We understand your reality. You’re stuck with shrinking budgets, but bigger goals, and it’s enough to make you want to quit and become a dog walker. But before you buy a van and slap “Wagzz Doggy Daycare” on the side, remember you have an agency that can help you! And here are some ways you can really use them to avoid a career where poop bags are a business expense.

Include them from the start.
Agency folks are professional communicators. You (hopefully) hired them for great thinking and an outside perspective that can take you places you never imagined. But they can’t fully do that if they’re brought in late. It’s like hiring an architect once you’ve poured the foundation and put up some walls.

Add your agency to planning sessions. Let them listen in on strategy presentations. Even if they’re there just to be a fly on the wall, I guarantee their hamster wheels will start spinning and you’ll start seeing more fresh ideas. (Apologies for the weird animal mixed metaphor.) 

Give them your problem, not your solution.
How often do you come to your agency with “I need a print ad for this new product”? That’s a solution. You’ve already predetermined it should be a print ad. But your agency specializes in coming up with ways to communicate things in unexpected, attention-grabbing ways. Maybe they could make the case that direct mail would get the message across better. Maybe it should be a video. Maybe it’s a comic book or a giant inflatable gorilla you float over downtown. Give them the latitude to delight you.

Lean on your agency for a perspective. They will be thrilled at the opportunity and you will likely get back something better than you ever thought.

Let them be creative.
This one goes hand-in-hand with giving them your problem and not your solution. Creative problem solving is what they do. They’re professionals at it. If your agency is thinking “we have this great idea, but the client will never buy it,” then there’s an issue. Are you encouraging them to bring you game changing concepts? Are you prepared to approve them? Otherwise you’re paying for creativity but only getting execution.

Offer more time.
Yes, everyone wants everything faster these days. But at what cost? Agencies are experts at coming up with ideas, so they can work quickly when necessary, but their first idea (or even the 10th) is rarely the best. When you crunch the schedule, you’ll get something. It just may not be the best thing. And everyone wants to do the best thing.

A tip: if you ask your agency how fast they can do a project and they say a week, give them 2 weeks – even if the total hours are close to the same. Advertising is a service business. We try to turn things around quickly. But hearing you offer a bit more time signals you care about quality too – and there’s no better way to get your agency to run through a brick wall for you than that.

Give feedback live.
Outside of, say, randomly choosing Betty White for a Snickers commercial, they usually have reasons for what they do. From word choice in a social post to the line weight on a logo, they’ve made conscious choices.
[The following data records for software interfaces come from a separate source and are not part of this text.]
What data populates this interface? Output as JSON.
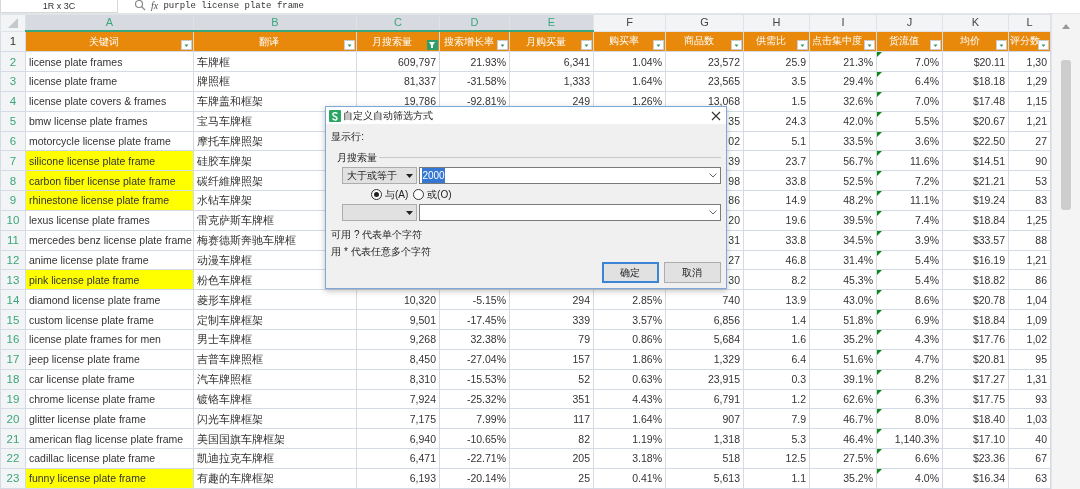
{
  "formula_bar": {
    "name_box": "1R x 3C",
    "function_label": "fx",
    "formula": "purple license plate frame"
  },
  "header_row_number": "1",
  "columns": [
    {
      "letter": "A",
      "header": "关键词",
      "selected": true,
      "filter_active": false,
      "flagged": false
    },
    {
      "letter": "B",
      "header": "翻译",
      "selected": true,
      "filter_active": false,
      "flagged": false
    },
    {
      "letter": "C",
      "header": "月搜索量",
      "selected": true,
      "filter_active": true,
      "flagged": false
    },
    {
      "letter": "D",
      "header": "搜索增长率",
      "selected": true,
      "filter_active": false,
      "flagged": false
    },
    {
      "letter": "E",
      "header": "月购买量",
      "selected": true,
      "filter_active": false,
      "flagged": false
    },
    {
      "letter": "F",
      "header": "购买率",
      "selected": false,
      "filter_active": false,
      "flagged": false
    },
    {
      "letter": "G",
      "header": "商品数",
      "selected": false,
      "filter_active": false,
      "flagged": false
    },
    {
      "letter": "H",
      "header": "供需比",
      "selected": false,
      "filter_active": false,
      "flagged": false
    },
    {
      "letter": "I",
      "header": "点击集中度",
      "selected": false,
      "filter_active": false,
      "flagged": false
    },
    {
      "letter": "J",
      "header": "货流值",
      "selected": false,
      "filter_active": false,
      "flagged": true
    },
    {
      "letter": "K",
      "header": "均价",
      "selected": false,
      "filter_active": false,
      "flagged": false
    },
    {
      "letter": "L",
      "header": "评分数",
      "selected": false,
      "filter_active": false,
      "flagged": false
    }
  ],
  "rows": [
    {
      "number": "2",
      "highlighted": false,
      "cells": [
        "license plate frames",
        "车牌框",
        "609,797",
        "21.93%",
        "6,341",
        "1.04%",
        "23,572",
        "25.9",
        "21.3%",
        "7.0%",
        "$20.11",
        "1,30"
      ]
    },
    {
      "number": "3",
      "highlighted": false,
      "cells": [
        "license plate frame",
        "牌照框",
        "81,337",
        "-31.58%",
        "1,333",
        "1.64%",
        "23,565",
        "3.5",
        "29.4%",
        "6.4%",
        "$18.18",
        "1,29"
      ]
    },
    {
      "number": "4",
      "highlighted": false,
      "cells": [
        "license plate covers & frames",
        "车牌盖和框架",
        "19,786",
        "-92.81%",
        "249",
        "1.26%",
        "13,068",
        "1.5",
        "32.6%",
        "7.0%",
        "$17.48",
        "1,15"
      ]
    },
    {
      "number": "5",
      "highlighted": false,
      "cells": [
        "bmw license plate frames",
        "宝马车牌框",
        null,
        null,
        null,
        null,
        "35",
        "24.3",
        "42.0%",
        "5.5%",
        "$20.67",
        "1,21"
      ]
    },
    {
      "number": "6",
      "highlighted": false,
      "cells": [
        "motorcycle license plate frame",
        "摩托车牌照架",
        null,
        null,
        null,
        null,
        "02",
        "5.1",
        "33.5%",
        "3.6%",
        "$22.50",
        "27"
      ]
    },
    {
      "number": "7",
      "highlighted": true,
      "cells": [
        "silicone license plate frame",
        "硅胶车牌架",
        null,
        null,
        null,
        null,
        "39",
        "23.7",
        "56.7%",
        "11.6%",
        "$14.51",
        "90"
      ]
    },
    {
      "number": "8",
      "highlighted": true,
      "cells": [
        "carbon fiber license plate frame",
        "碳纤維牌照架",
        null,
        null,
        null,
        null,
        "98",
        "33.8",
        "52.5%",
        "7.2%",
        "$21.21",
        "53"
      ]
    },
    {
      "number": "9",
      "highlighted": true,
      "cells": [
        "rhinestone license plate frame",
        "水钻车牌架",
        null,
        null,
        null,
        null,
        "86",
        "14.9",
        "48.2%",
        "11.1%",
        "$19.24",
        "83"
      ]
    },
    {
      "number": "10",
      "highlighted": false,
      "cells": [
        "lexus license plate frames",
        "雷克萨斯车牌框",
        null,
        null,
        null,
        null,
        "20",
        "19.6",
        "39.5%",
        "7.4%",
        "$18.84",
        "1,25"
      ]
    },
    {
      "number": "11",
      "highlighted": false,
      "cells": [
        "mercedes benz license plate frame",
        "梅赛德斯奔驰车牌框",
        null,
        null,
        null,
        null,
        "31",
        "33.8",
        "34.5%",
        "3.9%",
        "$33.57",
        "88"
      ]
    },
    {
      "number": "12",
      "highlighted": false,
      "cells": [
        "anime license plate frame",
        "动漫车牌框",
        null,
        null,
        null,
        null,
        "27",
        "46.8",
        "31.4%",
        "5.4%",
        "$16.19",
        "1,21"
      ]
    },
    {
      "number": "13",
      "highlighted": true,
      "cells": [
        "pink license plate frame",
        "粉色车牌框",
        null,
        null,
        null,
        null,
        "30",
        "8.2",
        "45.3%",
        "5.4%",
        "$18.82",
        "86"
      ]
    },
    {
      "number": "14",
      "highlighted": false,
      "cells": [
        "diamond license plate frame",
        "菱形车牌框",
        "10,320",
        "-5.15%",
        "294",
        "2.85%",
        "740",
        "13.9",
        "43.0%",
        "8.6%",
        "$20.78",
        "1,04"
      ]
    },
    {
      "number": "15",
      "highlighted": false,
      "cells": [
        "custom license plate frame",
        "定制车牌框架",
        "9,501",
        "-17.45%",
        "339",
        "3.57%",
        "6,856",
        "1.4",
        "51.8%",
        "6.9%",
        "$18.84",
        "1,09"
      ]
    },
    {
      "number": "16",
      "highlighted": false,
      "cells": [
        "license plate frames for men",
        "男士车牌框",
        "9,268",
        "32.38%",
        "79",
        "0.86%",
        "5,684",
        "1.6",
        "35.2%",
        "4.3%",
        "$17.76",
        "1,02"
      ]
    },
    {
      "number": "17",
      "highlighted": false,
      "cells": [
        "jeep license plate frame",
        "吉普车牌照框",
        "8,450",
        "-27.04%",
        "157",
        "1.86%",
        "1,329",
        "6.4",
        "51.6%",
        "4.7%",
        "$20.81",
        "95"
      ]
    },
    {
      "number": "18",
      "highlighted": false,
      "cells": [
        "car license plate frame",
        "汽车牌照框",
        "8,310",
        "-15.53%",
        "52",
        "0.63%",
        "23,915",
        "0.3",
        "39.1%",
        "8.2%",
        "$17.27",
        "1,31"
      ]
    },
    {
      "number": "19",
      "highlighted": false,
      "cells": [
        "chrome license plate frame",
        "镀铬车牌框",
        "7,924",
        "-25.32%",
        "351",
        "4.43%",
        "6,791",
        "1.2",
        "62.6%",
        "6.3%",
        "$17.75",
        "93"
      ]
    },
    {
      "number": "20",
      "highlighted": false,
      "cells": [
        "glitter license plate frame",
        "闪光车牌框架",
        "7,175",
        "7.99%",
        "117",
        "1.64%",
        "907",
        "7.9",
        "46.7%",
        "8.0%",
        "$18.40",
        "1,03"
      ]
    },
    {
      "number": "21",
      "highlighted": false,
      "cells": [
        "american flag license plate frame",
        "美国国旗车牌框架",
        "6,940",
        "-10.65%",
        "82",
        "1.19%",
        "1,318",
        "5.3",
        "46.4%",
        "1,140.3%",
        "$17.10",
        "40"
      ]
    },
    {
      "number": "22",
      "highlighted": false,
      "cells": [
        "cadillac license plate frame",
        "凯迪拉克车牌框",
        "6,471",
        "-22.71%",
        "205",
        "3.18%",
        "518",
        "12.5",
        "27.5%",
        "6.6%",
        "$23.36",
        "67"
      ]
    },
    {
      "number": "23",
      "highlighted": true,
      "cells": [
        "funny license plate frame",
        "有趣的车牌框架",
        "6,193",
        "-20.14%",
        "25",
        "0.41%",
        "5,613",
        "1.1",
        "35.2%",
        "4.0%",
        "$16.34",
        "63"
      ]
    }
  ],
  "dialog": {
    "title": "自定义自动筛选方式",
    "show_rows_label": "显示行:",
    "field_label": "月搜索量",
    "condition": {
      "operator": "大于或等于",
      "value": "2000"
    },
    "join_options": [
      {
        "label": "与(A)",
        "selected": true
      },
      {
        "label": "或(O)",
        "selected": false
      }
    ],
    "hints": [
      "可用 ? 代表单个字符",
      "用 * 代表任意多个字符"
    ],
    "buttons": [
      {
        "label": "确定",
        "default": true
      },
      {
        "label": "取消",
        "default": false
      }
    ]
  }
}
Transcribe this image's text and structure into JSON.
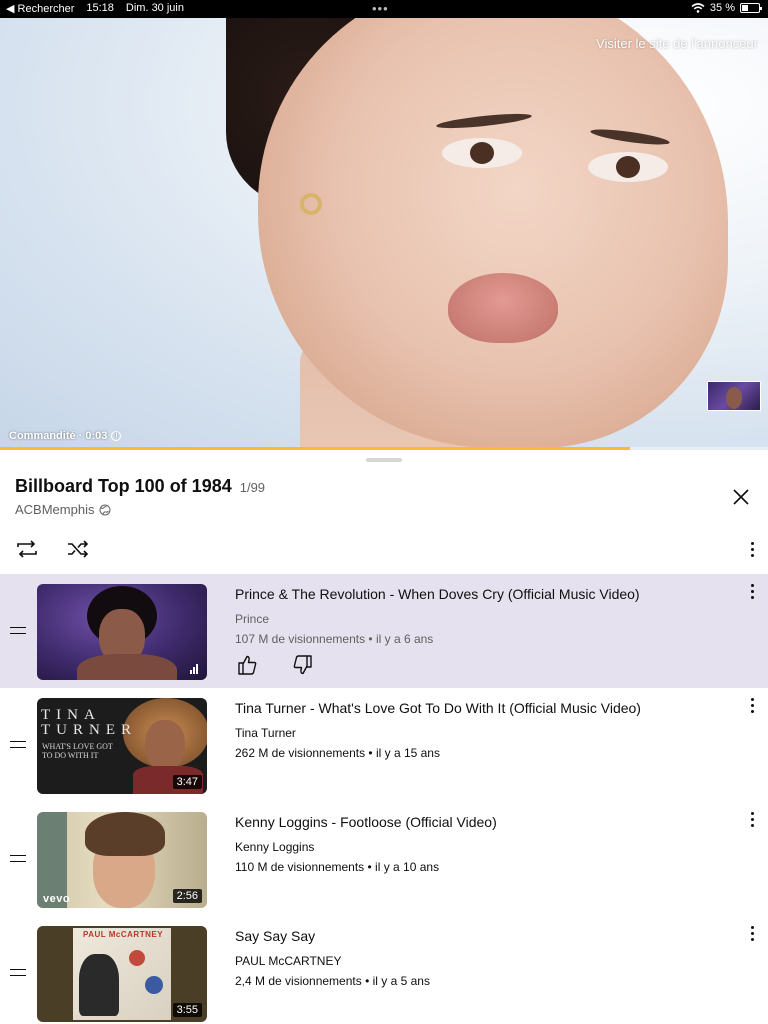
{
  "status_bar": {
    "back_label": "◀ Rechercher",
    "time": "15:18",
    "date": "Dim. 30 juin",
    "dots": "•••",
    "battery_percent": "35 %",
    "battery_level": 0.35
  },
  "player": {
    "visit_advertiser": "Visiter le site de l'annonceur",
    "ad_label": "Commandité · 0:03",
    "progress": 0.82
  },
  "playlist": {
    "title": "Billboard Top 100 of 1984",
    "position": "1/99",
    "owner": "ACBMemphis"
  },
  "thumbnails": {
    "tina_big": "TINA TURNER",
    "tina_small": "WHAT'S LOVE GOT TO DO WITH IT",
    "vevo": "vevo",
    "paul_cover": "PAUL McCARTNEY"
  },
  "videos": [
    {
      "title": "Prince & The Revolution - When Doves Cry (Official Music Video)",
      "channel": "Prince",
      "meta": "107 M de visionnements • il y a 6 ans",
      "duration": "",
      "playing": true
    },
    {
      "title": "Tina Turner - What's Love Got To Do With It (Official Music Video)",
      "channel": "Tina Turner",
      "meta": "262 M de visionnements • il y a 15 ans",
      "duration": "3:47",
      "playing": false
    },
    {
      "title": "Kenny Loggins - Footloose (Official Video)",
      "channel": "Kenny Loggins",
      "meta": "110 M de visionnements • il y a 10 ans",
      "duration": "2:56",
      "playing": false
    },
    {
      "title": "Say Say Say",
      "channel": "PAUL McCARTNEY",
      "meta": "2,4 M de visionnements • il y a 5 ans",
      "duration": "3:55",
      "playing": false
    }
  ],
  "colors": {
    "active_row": "#e6e1ee",
    "progress": "#ffb833",
    "text_primary": "#0f0f0f",
    "text_secondary": "#606060"
  },
  "icons": [
    "wifi-icon",
    "battery-icon",
    "info-icon",
    "globe-icon",
    "close-icon",
    "loop-icon",
    "shuffle-icon",
    "more-vert-icon",
    "drag-handle-icon",
    "thumb-up-icon",
    "thumb-down-icon",
    "now-playing-icon"
  ]
}
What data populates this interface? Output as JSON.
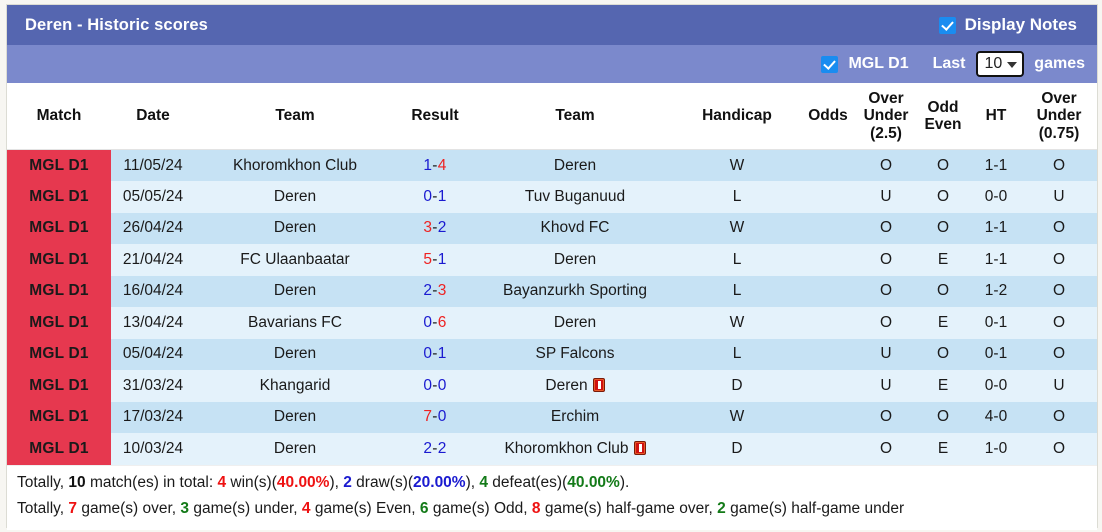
{
  "header": {
    "title": "Deren - Historic scores",
    "display_notes_label": "Display Notes",
    "display_notes_checked": true,
    "league_filter_label": "MGL D1",
    "league_filter_checked": true,
    "last_label": "Last",
    "games_label": "games",
    "games_count": "10",
    "accent_header": "#5566b0",
    "accent_subheader": "#7b89cc",
    "accent_badge": "#e6384f"
  },
  "table": {
    "columns": [
      "Match",
      "Date",
      "Team",
      "Result",
      "Team",
      "Handicap",
      "Odds",
      "Over Under (2.5)",
      "Odd Even",
      "HT",
      "Over Under (0.75)"
    ],
    "columns_multiline": {
      "over_under_25": [
        "Over",
        "Under",
        "(2.5)"
      ],
      "odd_even": [
        "Odd",
        "Even"
      ],
      "over_under_075": [
        "Over",
        "Under",
        "(0.75)"
      ]
    },
    "rows": [
      {
        "league": "MGL D1",
        "date": "11/05/24",
        "home": "Khoromkhon Club",
        "home_color": "dark",
        "home_card": false,
        "result_home": "1",
        "result_home_color": "blue",
        "result_away": "4",
        "result_away_color": "red",
        "away": "Deren",
        "away_color": "red",
        "away_card": false,
        "handicap": "W",
        "handicap_color": "red",
        "odds": "",
        "ou25": "O",
        "ou25_color": "red",
        "oddeven": "O",
        "oddeven_color": "green",
        "ht": "1-1",
        "ou075": "O",
        "ou075_color": "red"
      },
      {
        "league": "MGL D1",
        "date": "05/05/24",
        "home": "Deren",
        "home_color": "green",
        "home_card": false,
        "result_home": "0",
        "result_home_color": "blue",
        "result_away": "1",
        "result_away_color": "blue",
        "away": "Tuv Buganuud",
        "away_color": "dark",
        "away_card": false,
        "handicap": "L",
        "handicap_color": "green",
        "odds": "",
        "ou25": "U",
        "ou25_color": "green",
        "oddeven": "O",
        "oddeven_color": "green",
        "ht": "0-0",
        "ou075": "U",
        "ou075_color": "green"
      },
      {
        "league": "MGL D1",
        "date": "26/04/24",
        "home": "Deren",
        "home_color": "red",
        "home_card": false,
        "result_home": "3",
        "result_home_color": "red",
        "result_away": "2",
        "result_away_color": "blue",
        "away": "Khovd FC",
        "away_color": "dark",
        "away_card": false,
        "handicap": "W",
        "handicap_color": "red",
        "odds": "",
        "ou25": "O",
        "ou25_color": "red",
        "oddeven": "O",
        "oddeven_color": "green",
        "ht": "1-1",
        "ou075": "O",
        "ou075_color": "red"
      },
      {
        "league": "MGL D1",
        "date": "21/04/24",
        "home": "FC Ulaanbaatar",
        "home_color": "dark",
        "home_card": false,
        "result_home": "5",
        "result_home_color": "red",
        "result_away": "1",
        "result_away_color": "blue",
        "away": "Deren",
        "away_color": "green",
        "away_card": false,
        "handicap": "L",
        "handicap_color": "green",
        "odds": "",
        "ou25": "O",
        "ou25_color": "red",
        "oddeven": "E",
        "oddeven_color": "red",
        "ht": "1-1",
        "ou075": "O",
        "ou075_color": "red"
      },
      {
        "league": "MGL D1",
        "date": "16/04/24",
        "home": "Deren",
        "home_color": "green",
        "home_card": false,
        "result_home": "2",
        "result_home_color": "blue",
        "result_away": "3",
        "result_away_color": "red",
        "away": "Bayanzurkh Sporting",
        "away_color": "dark",
        "away_card": false,
        "handicap": "L",
        "handicap_color": "green",
        "odds": "",
        "ou25": "O",
        "ou25_color": "red",
        "oddeven": "O",
        "oddeven_color": "green",
        "ht": "1-2",
        "ou075": "O",
        "ou075_color": "red"
      },
      {
        "league": "MGL D1",
        "date": "13/04/24",
        "home": "Bavarians FC",
        "home_color": "dark",
        "home_card": false,
        "result_home": "0",
        "result_home_color": "blue",
        "result_away": "6",
        "result_away_color": "red",
        "away": "Deren",
        "away_color": "red",
        "away_card": false,
        "handicap": "W",
        "handicap_color": "red",
        "odds": "",
        "ou25": "O",
        "ou25_color": "red",
        "oddeven": "E",
        "oddeven_color": "red",
        "ht": "0-1",
        "ou075": "O",
        "ou075_color": "red"
      },
      {
        "league": "MGL D1",
        "date": "05/04/24",
        "home": "Deren",
        "home_color": "green",
        "home_card": false,
        "result_home": "0",
        "result_home_color": "blue",
        "result_away": "1",
        "result_away_color": "blue",
        "away": "SP Falcons",
        "away_color": "dark",
        "away_card": false,
        "handicap": "L",
        "handicap_color": "green",
        "odds": "",
        "ou25": "U",
        "ou25_color": "green",
        "oddeven": "O",
        "oddeven_color": "green",
        "ht": "0-1",
        "ou075": "O",
        "ou075_color": "red"
      },
      {
        "league": "MGL D1",
        "date": "31/03/24",
        "home": "Khangarid",
        "home_color": "dark",
        "home_card": false,
        "result_home": "0",
        "result_home_color": "blue",
        "result_away": "0",
        "result_away_color": "blue",
        "away": "Deren",
        "away_color": "blue",
        "away_card": true,
        "handicap": "D",
        "handicap_color": "blue",
        "odds": "",
        "ou25": "U",
        "ou25_color": "green",
        "oddeven": "E",
        "oddeven_color": "red",
        "ht": "0-0",
        "ou075": "U",
        "ou075_color": "green"
      },
      {
        "league": "MGL D1",
        "date": "17/03/24",
        "home": "Deren",
        "home_color": "red",
        "home_card": false,
        "result_home": "7",
        "result_home_color": "red",
        "result_away": "0",
        "result_away_color": "blue",
        "away": "Erchim",
        "away_color": "dark",
        "away_card": false,
        "handicap": "W",
        "handicap_color": "red",
        "odds": "",
        "ou25": "O",
        "ou25_color": "red",
        "oddeven": "O",
        "oddeven_color": "green",
        "ht": "4-0",
        "ou075": "O",
        "ou075_color": "red"
      },
      {
        "league": "MGL D1",
        "date": "10/03/24",
        "home": "Deren",
        "home_color": "blue",
        "home_card": false,
        "result_home": "2",
        "result_home_color": "blue",
        "result_away": "2",
        "result_away_color": "blue",
        "away": "Khoromkhon Club",
        "away_color": "dark",
        "away_card": true,
        "handicap": "D",
        "handicap_color": "blue",
        "odds": "",
        "ou25": "O",
        "ou25_color": "red",
        "oddeven": "E",
        "oddeven_color": "red",
        "ht": "1-0",
        "ou075": "O",
        "ou075_color": "red"
      }
    ]
  },
  "summary": {
    "line1": {
      "prefix": "Totally, ",
      "total": "10",
      "mid1": " match(es) in total: ",
      "wins": "4",
      "mid2": " win(s)(",
      "wins_pct": "40.00%",
      "mid3": "), ",
      "draws": "2",
      "mid4": " draw(s)(",
      "draws_pct": "20.00%",
      "mid5": "), ",
      "defeats": "4",
      "mid6": " defeat(es)(",
      "defeats_pct": "40.00%",
      "suffix": ")."
    },
    "line2": {
      "prefix": "Totally, ",
      "over": "7",
      "mid1": " game(s) over, ",
      "under": "3",
      "mid2": " game(s) under, ",
      "even": "4",
      "mid3": " game(s) Even, ",
      "odd": "6",
      "mid4": " game(s) Odd, ",
      "half_over": "8",
      "mid5": " game(s) half-game over, ",
      "half_under": "2",
      "suffix": " game(s) half-game under"
    }
  }
}
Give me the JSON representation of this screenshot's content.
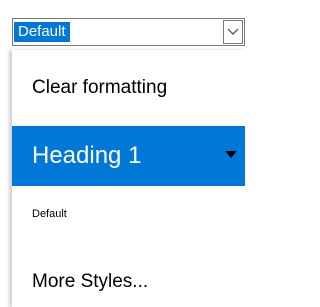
{
  "combo": {
    "value": "Default",
    "button_icon": "chevron-down-icon"
  },
  "dropdown": {
    "items": [
      {
        "label": "Clear formatting",
        "selected": false
      },
      {
        "label": "Heading 1",
        "selected": true,
        "submenu_icon": "triangle-down-icon"
      },
      {
        "label": "Default",
        "selected": false
      },
      {
        "label": "More Styles...",
        "selected": false
      }
    ]
  },
  "colors": {
    "accent": "#0078d7",
    "text": "#000000",
    "selected_text": "#ffffff",
    "border": "#7a7a7a"
  }
}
When feedback gets lobbed over the fence, they don’t have a chance to explain those reasons and it becomes exponentially harder for them to do so.

They won’t push back on everything. In fact, most of the feedback you give is spot on – because you’re a smart client and agencies are happy to do things that make the work better and more successful. But there are times when feedback is watering down an idea and they’ll want to be able to talk through, in real time, the ramifications.

Be honest with them.
Agency people are used to feedback. They don’t (or at least try not to) take it personally. It’s actually more frustrating if you pull your punches than if you’re straight with feedback. Feel like they’re mailing it in a bit? Tell them. Did they completely miss the mark? Tell them. Are you in love with an idea and it’s the best thing you’ve seen? Tell them. A client-agency relationship is just that – a relationship. And when two people in a relationship aren’t honest with each other, that inevitably leads to a painful breakup that neither side really wants.

Ask them what they think.
Not sure why I put this one last, because it’s likely the most important. You’ve done a great job hiring a strategic, creative agency to help you. So let them. If there’s one thing an agency is not short on, it’s opinions. And they love it when they’re asked for them.

Ask what they think of the brief you sent over. Ask what their recommendation is in the concept presentation. Ask if they have thoughts on the strategy. Ask for ideas on how to sell an idea to the higher ups. Ask what they would do if they were you. You don’t have to do something with those opinions every time, but you’ll likely be surprised at the interesting, thought-provoking answers you get.

You have an amazing group of smart, creative people whose careers are made by helping you solve your business challenges. Don’t let that talent stay bottled up. There is no limit to the ideas they can come up with to help your business. Make sure you’re not the one limiting them by how you choose to engage with your agency. Unless quitting and becoming a dog walker really is your thing. (And if it is, we’re happy to help with your website.)


Matt is our Creative Director for Copy and Content and a veteran of the ad agency world.